‘The Funk Sessions’ From Speedometer Will Make Your Heart Race

The Funk Sessions is the first of 2 albums recorded at the legendary Abbey Roads Studios in London. Both albums were played live by the band in the famous Studio 3. Universal Music commissioned both albums for their Abbey Road Masters label and released The Funk Sessions on all digital platforms. This LP features the classic heavy raw funk that Speedometer has consistently delivered over the last 20 years. The second LP (The Soul Sessions) will be released in July and like the funk lp, was recorded live and features guest vocalists including Angelo Starr (younger brother to Edwin Starr). 

With a title like Abbey Road Masters: The Funk Sessions ya better well bring all the kick ass funkiness your band can muster! Speedometer delivered it all and then some. These tunes are all slick, slick, slick! The band has been pumping out great for 25 years. I last covered their mid-pandemic album Our Kind of Movement and it was one of my most played in 2020 so this one was highly anticipated. Speedometer is geared for funk with a full three piece horn section and this album is richer for the baritone sax work of George Phillips. My only complaint is that the album is too short — but no worries, the group is coming out with another Abbey Road Masters set and I can’t wait! Here’s my track-by-track coverage.


Funky Dynamo starts with a horn fanfare, then pops off with a classic funk guitar lick. The horns take the main voice with the counterpoint of the bari sax looming large. The brief bass bridge brings that line to the fore. This tune is full on multilayered syncopation, full heat throughout establishing the great bona fides of each member. ____ takes a couple of slick tenor licks before the horns take the outro. Definitely a quick start to lead off the album.

Express Train kicks off with classic guitar picking, joined in succession by bass, drums and B3 to establish the main theme. The full horn section come in to form the chorus again with bari sax bouncing off the bottom. This one’s a B3 driven tune with the horns popping in some soulful licks that Aretha Franklin could surely sing along with if the song had lyrics. It’s some real catchy stuff.

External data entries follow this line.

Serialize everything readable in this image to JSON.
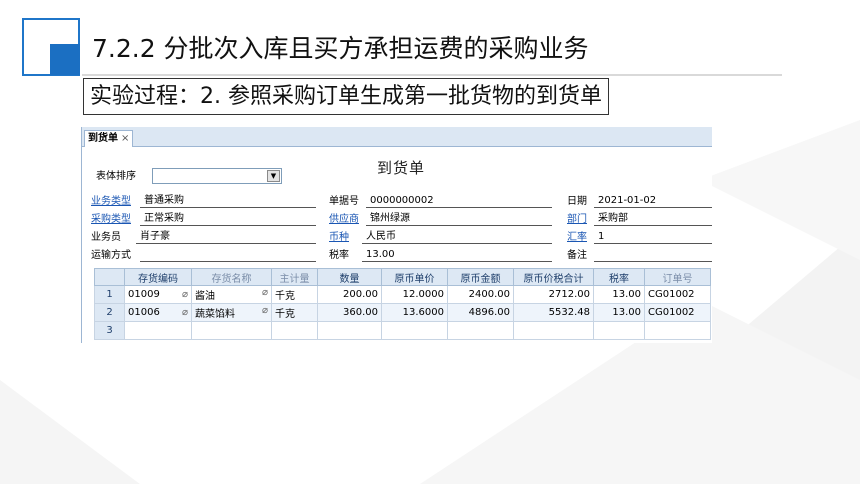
{
  "slide": {
    "title": "7.2.2  分批次入库且买方承担运费的采购业务",
    "subtitle": "实验过程：2. 参照采购订单生成第一批货物的到货单"
  },
  "window": {
    "tab_label": "到货单",
    "tab_close": "×",
    "form_title": "到货单",
    "sort_label": "表体排序",
    "sort_value": "",
    "header_fields": {
      "business_type": {
        "label": "业务类型",
        "value": "普通采购"
      },
      "purchase_type": {
        "label": "采购类型",
        "value": "正常采购"
      },
      "salesman": {
        "label": "业务员",
        "value": "肖子豪"
      },
      "transport": {
        "label": "运输方式",
        "value": ""
      },
      "doc_no": {
        "label": "单据号",
        "value": "0000000002"
      },
      "supplier": {
        "label": "供应商",
        "value": "锦州绿源"
      },
      "currency": {
        "label": "币种",
        "value": "人民币"
      },
      "tax_rate": {
        "label": "税率",
        "value": "13.00"
      },
      "date": {
        "label": "日期",
        "value": "2021-01-02"
      },
      "department": {
        "label": "部门",
        "value": "采购部"
      },
      "exchange_rate": {
        "label": "汇率",
        "value": "1"
      },
      "remark": {
        "label": "备注",
        "value": ""
      }
    },
    "grid": {
      "columns": [
        "存货编码",
        "存货名称",
        "主计量",
        "数量",
        "原币单价",
        "原币金额",
        "原币价税合计",
        "税率",
        "订单号"
      ],
      "rows": [
        {
          "idx": "1",
          "code": "01009",
          "name": "酱油",
          "unit": "千克",
          "qty": "200.00",
          "price": "12.0000",
          "amount": "2400.00",
          "total": "2712.00",
          "tax": "13.00",
          "order": "CG01002"
        },
        {
          "idx": "2",
          "code": "01006",
          "name": "蔬菜馅料",
          "unit": "千克",
          "qty": "360.00",
          "price": "13.6000",
          "amount": "4896.00",
          "total": "5532.48",
          "tax": "13.00",
          "order": "CG01002"
        },
        {
          "idx": "3",
          "code": "",
          "name": "",
          "unit": "",
          "qty": "",
          "price": "",
          "amount": "",
          "total": "",
          "tax": "",
          "order": ""
        }
      ]
    }
  },
  "icons": {
    "dropdown": "triangle-down-icon",
    "attachment": "paperclip-icon"
  },
  "colors": {
    "accent": "#1b6fc2",
    "link": "#1a56b3",
    "grid_header": "#dde8f4"
  }
}
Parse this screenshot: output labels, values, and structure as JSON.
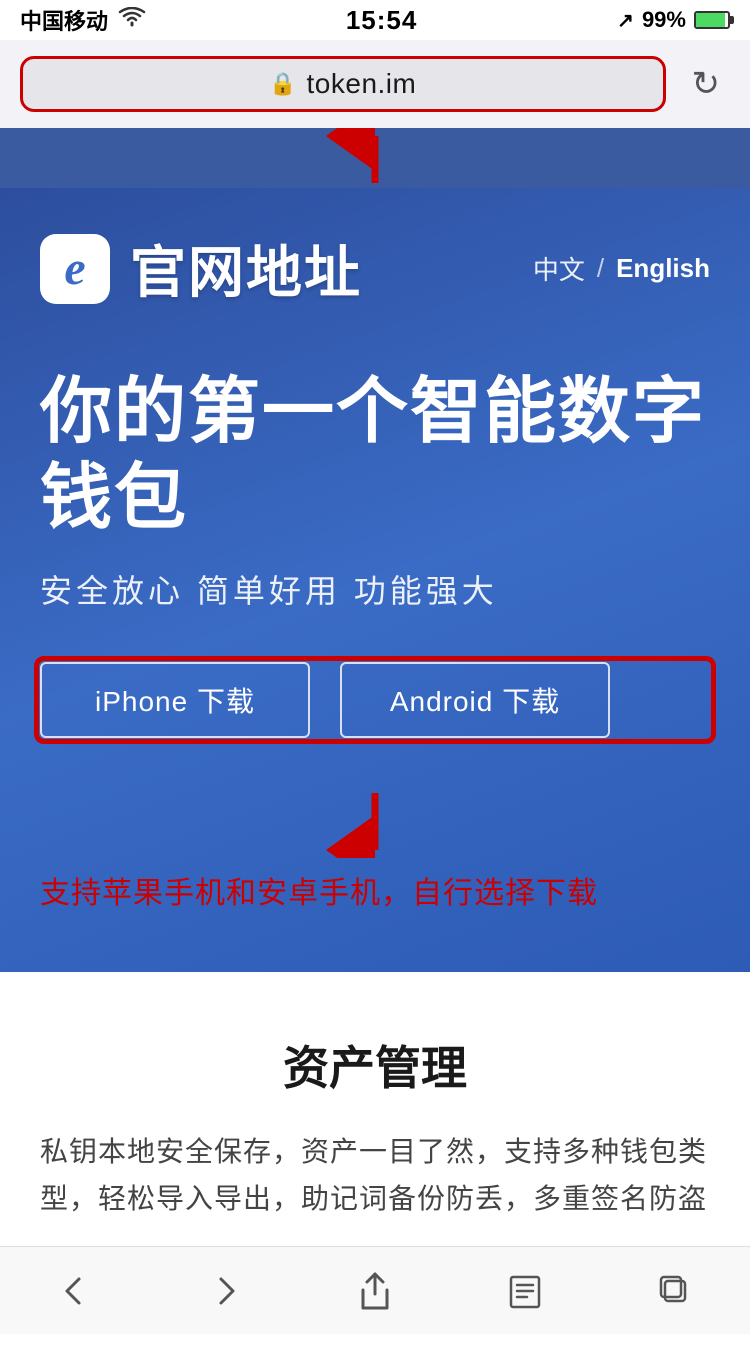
{
  "statusBar": {
    "carrier": "中国移动",
    "wifi": "WiFi",
    "time": "15:54",
    "location": "↗",
    "battery": "99%"
  },
  "browserBar": {
    "url": "token.im",
    "refreshIcon": "↻"
  },
  "website": {
    "logo": "e",
    "title": "官网地址",
    "lang": {
      "zh": "中文",
      "divider": "/",
      "en": "English"
    },
    "hero": {
      "title": "你的第一个智能数字钱包",
      "subtitle": "安全放心  简单好用  功能强大"
    },
    "buttons": {
      "iphone": "iPhone 下载",
      "android": "Android 下载"
    },
    "supportText": "支持苹果手机和安卓手机，自行选择下载",
    "section": {
      "title": "资产管理",
      "desc": "私钥本地安全保存，资产一目了然，支持多种钱包类型，轻松导入导出，助记词备份防丢，多重签名防盗"
    }
  },
  "bottomNav": {
    "back": "‹",
    "forward": "›",
    "share": "↑",
    "bookmarks": "□",
    "tabs": "⧉"
  }
}
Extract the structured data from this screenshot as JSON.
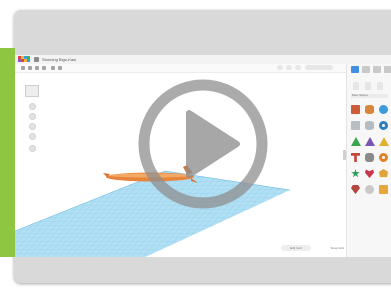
{
  "app": {
    "design_title": "Stunning Bigo-Kasi",
    "grid_settings_label": "Edit Grid",
    "snap_grid_label": "Snap Grid"
  },
  "panel": {
    "category_label": "Basic Shapes",
    "tab_labels": [
      "Import",
      "Export",
      "Send To"
    ]
  },
  "overlay": {
    "control": "play-button-icon"
  },
  "colors": {
    "accent_green": "#8ec641",
    "workplane_blue": "#9fd6ef",
    "model_orange": "#e8853d",
    "play_overlay_gray": "#8f8f8f",
    "active_tab_blue": "#3f8fe3"
  },
  "icons": [
    "play-button-icon",
    "grid-menu-icon",
    "viewcube-icon",
    "home-view-icon",
    "zoom-in-icon",
    "zoom-out-icon",
    "shape-icons"
  ]
}
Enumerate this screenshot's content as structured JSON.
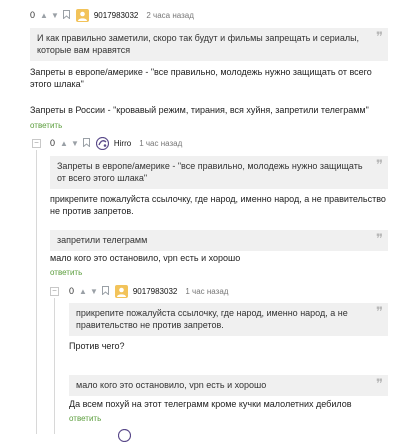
{
  "comments": [
    {
      "score": "0",
      "up_icon": "arrow-up-icon",
      "down_icon": "arrow-down-icon",
      "bookmark_icon": "bookmark-icon",
      "avatar_icon": "default-avatar-icon",
      "username": "9017983032",
      "time": "2 часа назад",
      "quote": "И как правильно заметили, скоро так будут и фильмы запрещать и сериалы, которые вам нравятся",
      "para1": "Запреты в европе/америке - \"все правильно, молодежь нужно защищать от всего этого шлака\"",
      "para2": "Запреты в России - \"кровавый режим, тирания, вся хуйня, запретили телеграмм\"",
      "reply": "ответить"
    },
    {
      "score": "0",
      "up_icon": "arrow-up-icon",
      "down_icon": "arrow-down-icon",
      "bookmark_icon": "bookmark-icon",
      "avatar_icon": "hirro-logo-icon",
      "username": "Hirro",
      "time": "1 час назад",
      "quote1": "Запреты в европе/америке - \"все правильно, молодежь нужно защищать от всего этого шлака\"",
      "text1": "прикрепите пожалуйста ссылочку, где народ, именно народ, а не правительство не против запретов.",
      "quote2": "запретили телеграмм",
      "text2": "мало кого это остановило, vpn есть и хорошо",
      "reply": "ответить"
    },
    {
      "score": "0",
      "up_icon": "arrow-up-icon",
      "down_icon": "arrow-down-icon",
      "bookmark_icon": "bookmark-icon",
      "avatar_icon": "default-avatar-icon",
      "username": "9017983032",
      "time": "1 час назад",
      "quote1": "прикрепите пожалуйста ссылочку, где народ, именно народ, а не правительство не против запретов.",
      "text1": "Против чего?",
      "quote2": "мало кого это остановило, vpn есть и хорошо",
      "text2": "Да всем похуй на этот телеграмм кроме кучки малолетних дебилов",
      "reply": "ответить"
    }
  ],
  "colors": {
    "reply_link": "#5a9d3b",
    "quote_bg": "#f0f0f0",
    "icon_gray": "#9aa0a6",
    "avatar_bg": "#f2c35a"
  }
}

Kick That Hustle begins with a horn fanfare yielding to a funky guitar-bass-drum sequence before the horns kick right back and the band sets a James Brown style funk groove. This tune belongs in a catalogue for Soul Train dance lines.

Cookie Dough lays down the main head with some funked up bass, organ and bari sax lines and the rest of the melody features another great horn lead with bari counterpoint throughout for punctuation. The mix is perfect with each instrument alternating punches in with clear lines for guitar and organ in particular.

Heavy Rotator is the only tune absent horns on the album it naturally highlights the guitar of Leigh Gracie, who is the composer of all of the albums tunes.  Of course that means that Rich Hindes on bass, Matt Hodges on organ and Karl Penney on drums all deserve call outs for their excellent work here and throughout the album. There’s a short and sweet drum bridge midway and then Hodges helps to close out with some twirling organ.

Minor Mirage is the only tune where George Philips plays flute and the first of three on the album with Matt Wilding on bongos. It starts with a high hat laden beat a la the ‘Theme from Shaft’ before the flightly horns pipe in. This one has nicely balanced instrumentation. Midway, there’s a little trading section between Matt Hodges on organ and Karl Penney on drums. A little further on Hodges trades with the rest of the band before the main theme rides along to a rhythmic finish.

Backstreet Boogie has a jang-a-lang guitar theme with a horn chorus. Particularly effective are the short breaks with the groove laden riffs from Penney on drums and Rich Hindes on bass. This tune has a classic feel througout.

Sunset Strut has a deep, bass laden opening sounding a bit like The Budos Band or The Dap Kings. There’s also a bit of background party chatter with a continuous ring-a-ling guitar to complete the dance-hall atmosphere. 

The Big Man starts with some guitar, hand-clapping and big bari scoops that will keep you movin’ and groovin’.  The main head is complemented by some organ glides from Matt Hodges. Leigh Gracie’s guitar work is the standout end-to-end here.

Give Me Some is a George Philips bari sax tour de force. On an album where every tune is stellar, Give Me Some is my personal favorite. The power of this deep and propulsive tune is undeniable. There’s a damn funky guitar section and some deep punches thrown by he horn section. The rythm section is kicking ass all the while the horns are just grinding it out with the bari lead. I can’t get enough of this and look forward to the next Speedometer release.

Speedometer Are

  • Leigh Gracie – guitars
  • Rich Hindes – bass
  • Karl Penney – drums
  • Matt Hodges – organ & piano
  • Dave Land – trumpet, all tracks except ‘Heavy Rotator’
  • Simon Jarrett – tenor sax all tracks except ‘Heavy Rotator’
  • George Philips, baritone sax all tracks except ‘Heavy Rotator’ and flute on ‘Minor Mirage
  • Matt Wilding – percussion
  • Featuring Angelo Starr & Shezar on vocals